In a piece on how to win support for unusual business concepts, Kate says (with emphasis added):
“This is where self-awareness is key. It’s all about understanding what your values are, what motivates you, what inspires you, where you will negotiate, where you will compromise — and where you will not. If you have clarity about all of that — and it takes a great deal of introspection in order to do so — then the path ahead almost lights up by itself.”
“This links very neatly to Finn Jackson’s book The Churning, Inner Leadership … Jackson’s cause célèbre as a writer is the importance of purpose in leadership, and the foundation of that purpose is authenticity.”
We agree: once you do the inner work of creating self-awareness “then the path ahead almost lights up by itself.”
And if we might disagree a little: the work of developing self-knowledge doesn’t have to be hard. And it becomes so much easier when you have someone who has laid out the path for you in advance and provided simple questions and tools that help you move along it.
This is what the book of Inner Leadership provides. It is highly practical, so it helps you move forward from wherever you are today.

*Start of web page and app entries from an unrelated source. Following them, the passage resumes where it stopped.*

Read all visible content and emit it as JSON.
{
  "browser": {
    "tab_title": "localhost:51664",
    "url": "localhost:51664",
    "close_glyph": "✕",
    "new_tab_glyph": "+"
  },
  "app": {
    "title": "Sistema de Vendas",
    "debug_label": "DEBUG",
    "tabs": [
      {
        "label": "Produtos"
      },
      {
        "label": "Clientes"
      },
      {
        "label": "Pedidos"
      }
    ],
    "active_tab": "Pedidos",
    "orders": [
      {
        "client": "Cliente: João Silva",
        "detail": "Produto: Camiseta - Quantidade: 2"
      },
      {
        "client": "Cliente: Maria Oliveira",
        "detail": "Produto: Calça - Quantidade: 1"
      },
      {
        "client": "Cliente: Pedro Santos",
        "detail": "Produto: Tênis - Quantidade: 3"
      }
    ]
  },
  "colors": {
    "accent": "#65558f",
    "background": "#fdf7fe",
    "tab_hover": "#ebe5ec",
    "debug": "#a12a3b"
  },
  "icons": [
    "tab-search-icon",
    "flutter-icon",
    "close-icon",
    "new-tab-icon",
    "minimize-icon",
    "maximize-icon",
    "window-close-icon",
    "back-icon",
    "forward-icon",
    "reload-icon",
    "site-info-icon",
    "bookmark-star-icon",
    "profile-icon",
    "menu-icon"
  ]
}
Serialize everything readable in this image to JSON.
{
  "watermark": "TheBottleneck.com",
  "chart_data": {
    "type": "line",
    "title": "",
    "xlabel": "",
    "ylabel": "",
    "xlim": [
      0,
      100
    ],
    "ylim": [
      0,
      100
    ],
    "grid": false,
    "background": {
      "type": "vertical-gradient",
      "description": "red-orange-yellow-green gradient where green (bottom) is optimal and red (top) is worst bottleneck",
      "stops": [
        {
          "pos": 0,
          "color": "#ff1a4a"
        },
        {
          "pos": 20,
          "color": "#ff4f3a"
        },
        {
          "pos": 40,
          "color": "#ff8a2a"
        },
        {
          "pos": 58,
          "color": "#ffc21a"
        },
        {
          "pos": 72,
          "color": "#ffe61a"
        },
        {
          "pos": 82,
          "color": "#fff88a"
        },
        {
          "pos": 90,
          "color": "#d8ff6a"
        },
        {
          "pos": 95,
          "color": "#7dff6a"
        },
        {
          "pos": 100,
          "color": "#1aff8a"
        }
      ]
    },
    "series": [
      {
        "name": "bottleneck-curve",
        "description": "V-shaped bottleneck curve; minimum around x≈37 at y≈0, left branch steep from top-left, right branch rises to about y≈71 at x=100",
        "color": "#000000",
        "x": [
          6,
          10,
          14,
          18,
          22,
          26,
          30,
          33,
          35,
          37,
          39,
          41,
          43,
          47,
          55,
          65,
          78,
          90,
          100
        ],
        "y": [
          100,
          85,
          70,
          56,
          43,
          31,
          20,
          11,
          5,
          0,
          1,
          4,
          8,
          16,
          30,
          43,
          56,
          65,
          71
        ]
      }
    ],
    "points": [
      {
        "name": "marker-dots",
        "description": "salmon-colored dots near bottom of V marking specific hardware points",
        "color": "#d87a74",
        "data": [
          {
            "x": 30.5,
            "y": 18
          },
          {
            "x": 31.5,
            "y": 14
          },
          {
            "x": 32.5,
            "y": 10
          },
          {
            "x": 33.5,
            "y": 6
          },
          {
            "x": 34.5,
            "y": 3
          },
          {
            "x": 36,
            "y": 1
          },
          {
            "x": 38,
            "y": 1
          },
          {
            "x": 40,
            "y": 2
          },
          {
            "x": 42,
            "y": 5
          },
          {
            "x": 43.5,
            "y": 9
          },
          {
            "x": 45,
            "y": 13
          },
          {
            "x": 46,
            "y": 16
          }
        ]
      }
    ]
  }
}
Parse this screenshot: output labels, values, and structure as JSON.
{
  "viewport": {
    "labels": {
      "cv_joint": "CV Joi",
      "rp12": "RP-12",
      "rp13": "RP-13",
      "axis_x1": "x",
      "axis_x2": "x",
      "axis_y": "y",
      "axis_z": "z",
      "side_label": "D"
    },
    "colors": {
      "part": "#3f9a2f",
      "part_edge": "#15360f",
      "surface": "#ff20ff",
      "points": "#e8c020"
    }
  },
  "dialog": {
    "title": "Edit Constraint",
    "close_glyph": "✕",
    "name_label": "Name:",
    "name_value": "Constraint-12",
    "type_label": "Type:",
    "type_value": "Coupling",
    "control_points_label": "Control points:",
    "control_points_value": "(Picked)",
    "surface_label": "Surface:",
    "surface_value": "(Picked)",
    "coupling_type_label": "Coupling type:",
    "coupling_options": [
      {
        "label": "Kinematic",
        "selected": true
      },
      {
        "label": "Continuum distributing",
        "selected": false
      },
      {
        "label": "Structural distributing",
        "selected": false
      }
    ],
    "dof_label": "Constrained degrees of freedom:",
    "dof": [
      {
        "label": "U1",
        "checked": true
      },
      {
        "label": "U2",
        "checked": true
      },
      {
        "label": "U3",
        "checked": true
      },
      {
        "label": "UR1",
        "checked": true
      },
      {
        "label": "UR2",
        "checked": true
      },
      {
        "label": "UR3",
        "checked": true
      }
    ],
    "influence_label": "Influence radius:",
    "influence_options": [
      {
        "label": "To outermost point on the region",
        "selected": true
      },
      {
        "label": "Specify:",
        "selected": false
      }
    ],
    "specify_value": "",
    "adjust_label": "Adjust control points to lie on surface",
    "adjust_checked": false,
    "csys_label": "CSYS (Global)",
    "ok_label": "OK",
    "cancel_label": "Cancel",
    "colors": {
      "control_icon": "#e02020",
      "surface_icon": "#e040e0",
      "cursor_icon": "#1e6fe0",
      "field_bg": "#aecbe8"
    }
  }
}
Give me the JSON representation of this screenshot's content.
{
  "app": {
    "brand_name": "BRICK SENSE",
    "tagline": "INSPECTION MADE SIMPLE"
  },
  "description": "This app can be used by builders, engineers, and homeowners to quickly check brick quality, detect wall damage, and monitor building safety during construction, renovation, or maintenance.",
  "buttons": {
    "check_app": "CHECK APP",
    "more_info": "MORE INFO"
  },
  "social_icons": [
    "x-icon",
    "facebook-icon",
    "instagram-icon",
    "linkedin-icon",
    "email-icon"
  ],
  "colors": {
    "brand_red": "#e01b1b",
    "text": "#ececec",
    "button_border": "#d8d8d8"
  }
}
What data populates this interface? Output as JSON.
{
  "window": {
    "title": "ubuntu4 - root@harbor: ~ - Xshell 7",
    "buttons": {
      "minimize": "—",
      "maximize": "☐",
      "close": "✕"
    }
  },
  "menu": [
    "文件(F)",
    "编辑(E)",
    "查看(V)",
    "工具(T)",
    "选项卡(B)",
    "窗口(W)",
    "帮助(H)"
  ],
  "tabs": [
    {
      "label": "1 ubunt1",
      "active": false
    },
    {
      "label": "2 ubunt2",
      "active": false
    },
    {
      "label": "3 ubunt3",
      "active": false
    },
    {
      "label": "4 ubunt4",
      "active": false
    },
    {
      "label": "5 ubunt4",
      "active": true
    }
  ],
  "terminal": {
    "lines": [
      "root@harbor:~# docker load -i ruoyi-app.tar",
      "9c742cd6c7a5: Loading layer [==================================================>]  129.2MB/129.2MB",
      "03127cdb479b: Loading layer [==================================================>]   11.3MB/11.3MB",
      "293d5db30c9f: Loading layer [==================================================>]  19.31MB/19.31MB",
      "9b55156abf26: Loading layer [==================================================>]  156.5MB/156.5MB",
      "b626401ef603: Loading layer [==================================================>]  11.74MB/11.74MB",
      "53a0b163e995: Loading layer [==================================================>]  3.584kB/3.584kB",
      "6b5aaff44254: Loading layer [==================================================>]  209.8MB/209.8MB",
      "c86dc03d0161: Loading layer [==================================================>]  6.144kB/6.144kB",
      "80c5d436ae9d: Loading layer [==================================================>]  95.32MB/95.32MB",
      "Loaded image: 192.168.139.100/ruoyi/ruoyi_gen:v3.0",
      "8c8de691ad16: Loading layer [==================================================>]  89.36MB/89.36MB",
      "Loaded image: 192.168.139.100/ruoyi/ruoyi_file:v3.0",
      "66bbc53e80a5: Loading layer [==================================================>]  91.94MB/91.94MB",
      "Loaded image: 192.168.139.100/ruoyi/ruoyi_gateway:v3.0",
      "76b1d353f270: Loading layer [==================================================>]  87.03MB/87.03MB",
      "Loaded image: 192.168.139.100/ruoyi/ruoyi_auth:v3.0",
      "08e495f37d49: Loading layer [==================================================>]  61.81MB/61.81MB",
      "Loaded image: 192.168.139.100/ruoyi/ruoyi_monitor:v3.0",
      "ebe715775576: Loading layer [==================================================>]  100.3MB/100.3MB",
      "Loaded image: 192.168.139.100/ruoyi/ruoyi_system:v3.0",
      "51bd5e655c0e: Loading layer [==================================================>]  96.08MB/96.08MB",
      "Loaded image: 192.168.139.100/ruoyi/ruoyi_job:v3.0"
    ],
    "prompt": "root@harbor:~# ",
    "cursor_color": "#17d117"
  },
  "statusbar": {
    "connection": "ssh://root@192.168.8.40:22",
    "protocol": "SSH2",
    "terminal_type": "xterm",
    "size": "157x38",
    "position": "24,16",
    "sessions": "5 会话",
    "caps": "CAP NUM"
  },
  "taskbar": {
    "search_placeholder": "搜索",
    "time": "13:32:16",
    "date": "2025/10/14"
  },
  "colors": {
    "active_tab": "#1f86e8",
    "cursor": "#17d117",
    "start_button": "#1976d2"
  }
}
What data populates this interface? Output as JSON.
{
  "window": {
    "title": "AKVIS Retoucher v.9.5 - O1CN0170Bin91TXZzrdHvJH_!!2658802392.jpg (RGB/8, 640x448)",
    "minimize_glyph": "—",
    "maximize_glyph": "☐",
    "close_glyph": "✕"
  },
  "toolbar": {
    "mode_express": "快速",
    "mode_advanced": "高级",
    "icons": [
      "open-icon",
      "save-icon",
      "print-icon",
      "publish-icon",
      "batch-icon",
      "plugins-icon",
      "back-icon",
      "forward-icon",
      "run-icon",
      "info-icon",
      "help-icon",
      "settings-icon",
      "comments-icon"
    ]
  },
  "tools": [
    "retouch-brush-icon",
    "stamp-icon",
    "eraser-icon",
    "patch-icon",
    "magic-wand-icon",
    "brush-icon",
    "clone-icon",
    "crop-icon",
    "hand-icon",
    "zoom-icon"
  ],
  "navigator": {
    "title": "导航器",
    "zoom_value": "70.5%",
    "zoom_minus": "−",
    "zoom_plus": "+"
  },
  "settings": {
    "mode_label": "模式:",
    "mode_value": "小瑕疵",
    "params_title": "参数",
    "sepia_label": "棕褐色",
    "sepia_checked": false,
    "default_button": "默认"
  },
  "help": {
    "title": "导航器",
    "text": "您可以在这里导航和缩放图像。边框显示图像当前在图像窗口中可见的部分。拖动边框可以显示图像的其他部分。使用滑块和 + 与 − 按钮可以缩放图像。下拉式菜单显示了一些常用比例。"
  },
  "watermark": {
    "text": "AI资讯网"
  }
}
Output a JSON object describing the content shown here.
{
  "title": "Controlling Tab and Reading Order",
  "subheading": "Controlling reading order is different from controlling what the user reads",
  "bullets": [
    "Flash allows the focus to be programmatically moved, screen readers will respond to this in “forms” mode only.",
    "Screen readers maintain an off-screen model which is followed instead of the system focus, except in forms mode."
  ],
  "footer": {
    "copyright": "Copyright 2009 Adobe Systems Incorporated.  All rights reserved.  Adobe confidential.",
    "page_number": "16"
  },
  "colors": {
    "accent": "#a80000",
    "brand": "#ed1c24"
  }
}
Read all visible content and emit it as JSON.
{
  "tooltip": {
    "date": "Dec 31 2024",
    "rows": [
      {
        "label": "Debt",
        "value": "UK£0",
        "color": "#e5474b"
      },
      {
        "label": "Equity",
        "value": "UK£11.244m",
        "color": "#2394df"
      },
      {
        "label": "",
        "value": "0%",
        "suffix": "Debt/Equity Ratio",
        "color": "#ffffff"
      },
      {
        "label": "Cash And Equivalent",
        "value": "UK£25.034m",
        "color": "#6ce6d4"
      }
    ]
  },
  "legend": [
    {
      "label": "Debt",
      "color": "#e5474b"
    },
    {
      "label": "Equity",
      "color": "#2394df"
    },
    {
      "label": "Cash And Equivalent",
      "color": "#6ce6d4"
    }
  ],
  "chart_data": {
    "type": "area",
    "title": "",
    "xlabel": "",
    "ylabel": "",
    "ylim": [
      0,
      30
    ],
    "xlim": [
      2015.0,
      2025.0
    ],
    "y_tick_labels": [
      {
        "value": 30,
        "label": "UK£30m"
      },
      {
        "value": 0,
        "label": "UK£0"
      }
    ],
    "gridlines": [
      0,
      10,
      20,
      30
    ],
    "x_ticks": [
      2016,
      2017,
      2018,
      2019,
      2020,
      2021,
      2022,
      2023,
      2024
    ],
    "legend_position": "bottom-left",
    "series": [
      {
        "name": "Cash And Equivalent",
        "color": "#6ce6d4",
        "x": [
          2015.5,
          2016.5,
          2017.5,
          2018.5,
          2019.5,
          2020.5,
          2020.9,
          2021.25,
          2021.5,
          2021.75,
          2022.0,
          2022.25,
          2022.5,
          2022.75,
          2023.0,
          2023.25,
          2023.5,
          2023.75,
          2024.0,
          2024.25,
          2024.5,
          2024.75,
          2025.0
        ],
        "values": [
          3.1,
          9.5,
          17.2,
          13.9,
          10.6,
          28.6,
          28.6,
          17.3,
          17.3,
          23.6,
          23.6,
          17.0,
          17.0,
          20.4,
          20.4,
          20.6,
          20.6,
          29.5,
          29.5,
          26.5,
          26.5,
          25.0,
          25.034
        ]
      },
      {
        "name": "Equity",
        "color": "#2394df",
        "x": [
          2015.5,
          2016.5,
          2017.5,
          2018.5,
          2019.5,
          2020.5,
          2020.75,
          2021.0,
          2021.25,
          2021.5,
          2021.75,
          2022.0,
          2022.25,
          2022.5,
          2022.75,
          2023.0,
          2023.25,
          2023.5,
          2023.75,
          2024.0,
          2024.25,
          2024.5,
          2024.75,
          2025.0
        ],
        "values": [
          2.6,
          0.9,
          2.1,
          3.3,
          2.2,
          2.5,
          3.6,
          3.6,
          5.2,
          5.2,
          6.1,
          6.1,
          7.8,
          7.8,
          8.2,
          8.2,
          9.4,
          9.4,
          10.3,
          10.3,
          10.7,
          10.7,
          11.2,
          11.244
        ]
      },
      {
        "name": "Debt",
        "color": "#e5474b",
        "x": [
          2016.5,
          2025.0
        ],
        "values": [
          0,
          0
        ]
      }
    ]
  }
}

And there’s no need to get to some impossible, ‘final’ form of self-knowledge in a single pass: Inner Leadership is an ever-improving cycle of learning more about ourselves and applying that in the world. Then learning and applying again.
What Inner Leadership provides is a set of tools and techniques for accelerating the personal journey to greater self-awareness that we are all on anyway and applying it in the world. Inner Leadership makes the process easier and faster. It’s when we don’t use the tools that things are hard.
Great to see that others are finding Inner Leadership useful and seeing the path ahead “almost light up by itself.”